1. Inhalt
  2. Navigation
  3. Weitere Inhalte
  4. Metanavigation
  5. Suche
  6. Choose from 30 Languages

Sports

Former WADA president doubtful Russian athletes will compete in Olympics

Rocked by doping scandals, Russia has still come up short in their efforts to eradicate doping in athletics. Former WADA president Dick Pound does not believe Russia will clean up its act in time for the 2016 Olympics.

Marred by more accusations of doping, Russia did not receive a promising endorsment from Dick Pound, the head of the independent commission of the World Anti-Doping Agency (WADA).

The former WADA president believes Russian athletes will not be considered clean enough to participate in the 2016 Olympic Games in Rio de Janeiro. "My guess is Russia may not make it back for Rio. The IAAF and WADA are not going to risk their reputations by rolling over and playing dead," Pound said at an anti-doping conference.

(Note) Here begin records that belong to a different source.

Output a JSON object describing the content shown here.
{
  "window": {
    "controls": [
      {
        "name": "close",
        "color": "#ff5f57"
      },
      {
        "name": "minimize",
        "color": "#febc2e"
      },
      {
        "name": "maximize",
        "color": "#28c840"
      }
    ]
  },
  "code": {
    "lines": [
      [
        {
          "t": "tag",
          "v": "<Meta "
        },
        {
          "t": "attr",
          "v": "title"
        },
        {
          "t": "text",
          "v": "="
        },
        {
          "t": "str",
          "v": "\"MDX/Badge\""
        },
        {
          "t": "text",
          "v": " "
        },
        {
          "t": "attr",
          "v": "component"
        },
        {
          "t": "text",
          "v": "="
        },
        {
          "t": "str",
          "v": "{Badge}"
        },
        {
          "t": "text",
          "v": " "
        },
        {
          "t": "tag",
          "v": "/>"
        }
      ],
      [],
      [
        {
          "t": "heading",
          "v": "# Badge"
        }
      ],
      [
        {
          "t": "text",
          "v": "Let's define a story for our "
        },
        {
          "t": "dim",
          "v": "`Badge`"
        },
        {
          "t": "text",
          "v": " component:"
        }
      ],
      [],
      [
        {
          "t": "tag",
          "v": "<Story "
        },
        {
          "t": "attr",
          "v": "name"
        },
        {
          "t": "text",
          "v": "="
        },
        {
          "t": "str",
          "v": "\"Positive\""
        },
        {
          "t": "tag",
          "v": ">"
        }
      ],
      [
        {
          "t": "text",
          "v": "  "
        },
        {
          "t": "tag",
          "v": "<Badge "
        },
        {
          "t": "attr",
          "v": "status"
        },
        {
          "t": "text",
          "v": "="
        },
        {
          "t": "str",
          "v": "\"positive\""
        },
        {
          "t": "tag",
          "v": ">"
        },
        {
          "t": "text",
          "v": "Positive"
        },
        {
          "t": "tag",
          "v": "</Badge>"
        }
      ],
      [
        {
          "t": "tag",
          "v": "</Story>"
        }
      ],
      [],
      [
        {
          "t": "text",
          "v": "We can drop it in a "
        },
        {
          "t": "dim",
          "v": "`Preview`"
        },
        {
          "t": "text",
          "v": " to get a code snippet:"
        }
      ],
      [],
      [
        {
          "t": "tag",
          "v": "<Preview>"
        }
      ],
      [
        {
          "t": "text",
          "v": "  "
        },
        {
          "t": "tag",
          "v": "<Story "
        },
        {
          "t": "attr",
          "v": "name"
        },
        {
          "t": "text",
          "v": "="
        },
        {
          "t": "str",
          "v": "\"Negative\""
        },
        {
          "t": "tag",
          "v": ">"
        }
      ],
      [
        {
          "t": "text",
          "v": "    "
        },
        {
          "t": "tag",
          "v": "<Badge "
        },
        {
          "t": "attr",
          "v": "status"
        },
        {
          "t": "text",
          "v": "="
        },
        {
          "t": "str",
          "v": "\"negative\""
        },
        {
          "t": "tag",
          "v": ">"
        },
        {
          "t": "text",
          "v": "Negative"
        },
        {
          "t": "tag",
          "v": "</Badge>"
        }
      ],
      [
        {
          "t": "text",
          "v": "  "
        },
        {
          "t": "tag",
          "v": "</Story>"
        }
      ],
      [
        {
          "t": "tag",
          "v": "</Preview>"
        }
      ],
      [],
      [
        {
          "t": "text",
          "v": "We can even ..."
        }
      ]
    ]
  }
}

"There seems to be some evidence that they're just changing deckchairs on the Titanic," he added. "The Russians seem to assume the controversy will disappear and there should be no question of their participation in Rio."

The International Association of Athletics Federations (IAAF) suspended the Russian athletics federation (ARAF) from international competition in November until they could prove to the WADA they have met a series of conditions regarding its anti-doping operation. Russia elected not to appeal the suspension, hoping instead to pursue avenues to become re-eligible.

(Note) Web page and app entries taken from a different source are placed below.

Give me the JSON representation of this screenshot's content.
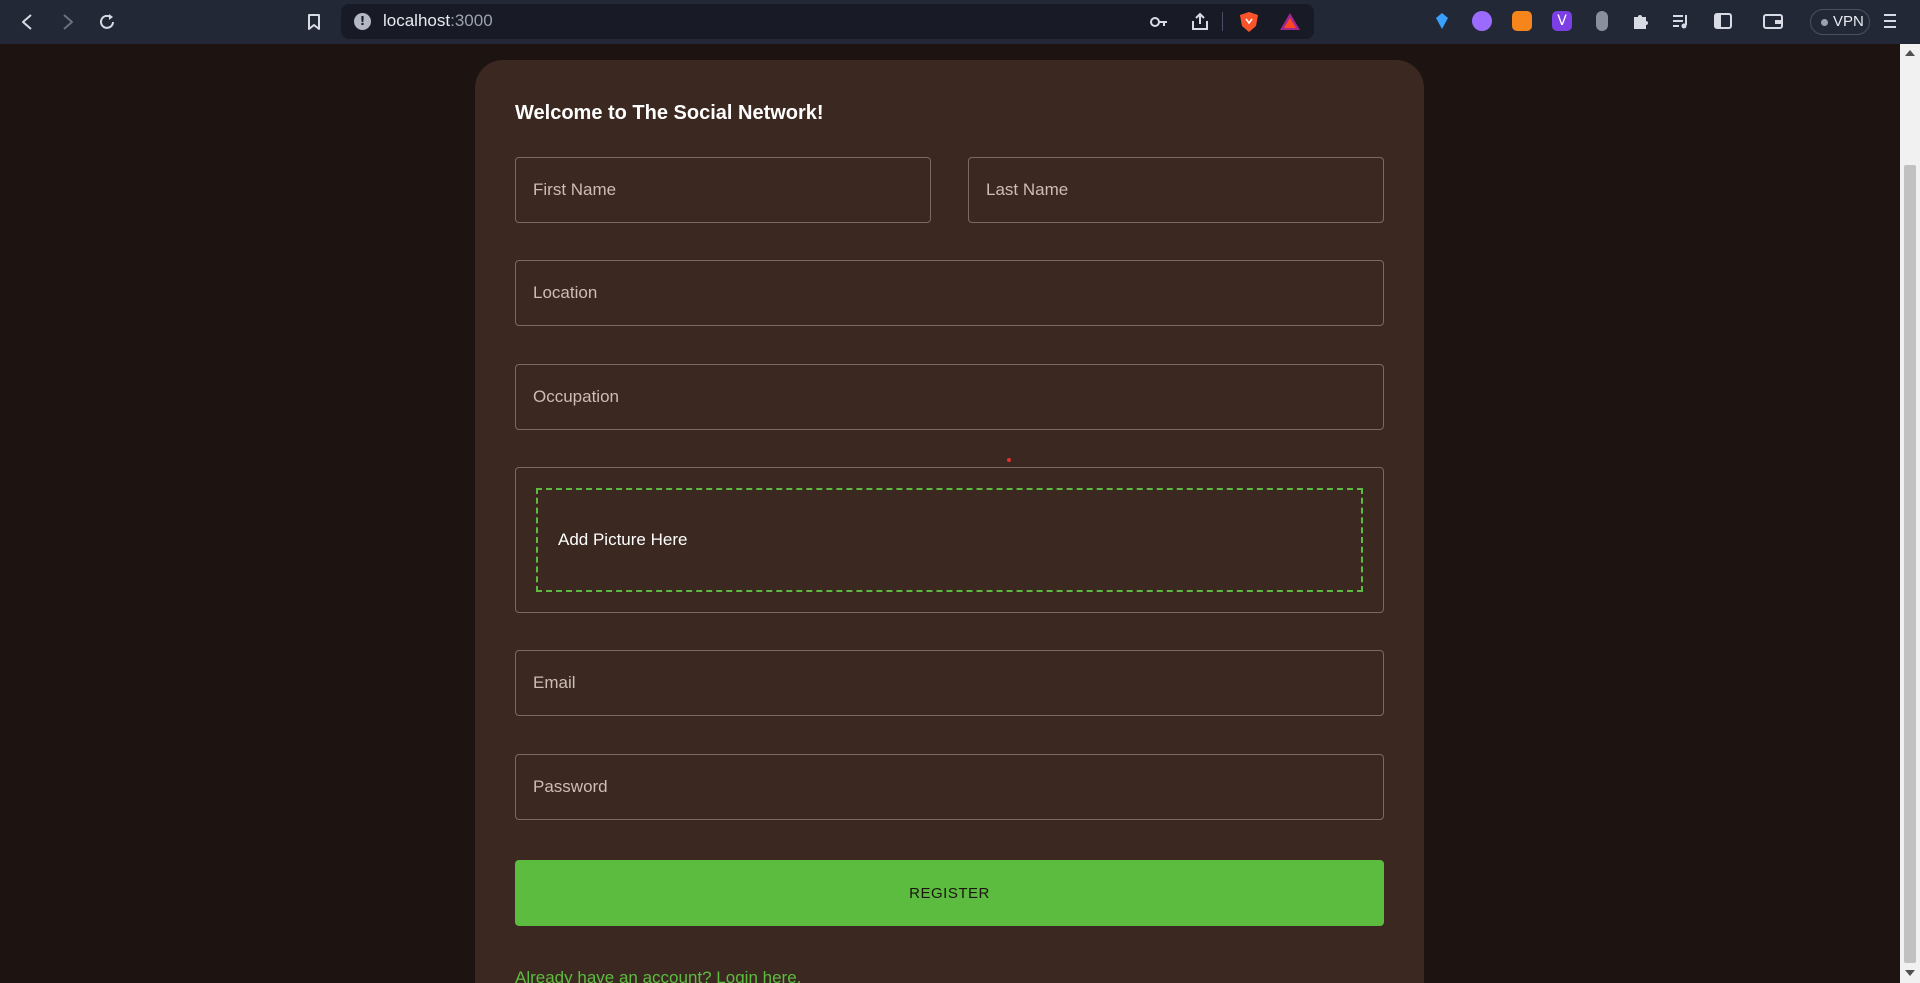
{
  "browser": {
    "url_host": "localhost",
    "url_port": ":3000",
    "vpn_label": "VPN"
  },
  "form": {
    "title": "Welcome to The Social Network!",
    "first_name_placeholder": "First Name",
    "last_name_placeholder": "Last Name",
    "location_placeholder": "Location",
    "occupation_placeholder": "Occupation",
    "picture_label": "Add Picture Here",
    "email_placeholder": "Email",
    "password_placeholder": "Password",
    "register_label": "REGISTER",
    "login_link": "Already have an account? Login here."
  },
  "colors": {
    "page_bg": "#1d1411",
    "card_bg": "#3b2820",
    "accent": "#5cbc40"
  }
}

However, a documentary German broadcaster ARD ran on Sunday casted new doubts on Russia's ability to erradicate doping. The documentary, "Russia's Red Herrings," claimed Russian coaches that were suspended were still working in athletics and others continued to provide banned substances to athletes.

No sorrow for Sharapova

Five-time Grand Slam winner Maria Sharapova has admitted to a failed drug test involving meldonium, but the former WADA president was not impressed. Speaking with France's press agency (AFP), Pound showed no sympathy for Sharapova after Monday's admission.

"If it had been a spontaneous acknowledgement that she had taken this stuff and somehow didn't realize it was a banned substance (you could honestly praise her), but she got caught," Pound said.

The ARAF claimed on Wednesday it had warned its athletes against the use of meldonium after the WADA added the drug to its banned substance list on January 1. "The ARAF has on multiple occasions warned sports people, coaches, and support staff that, since Jan. 1 this year, meldonium is included on the list of banned substances," the organization said in a statement.

Russian sports officials have also implied several other competitors have taken the substance - used to treat diabetes and low magnesium - meaning more names could surface in relation with the drug.

kd/dv (Reuters, SID, AFP)

DW recommends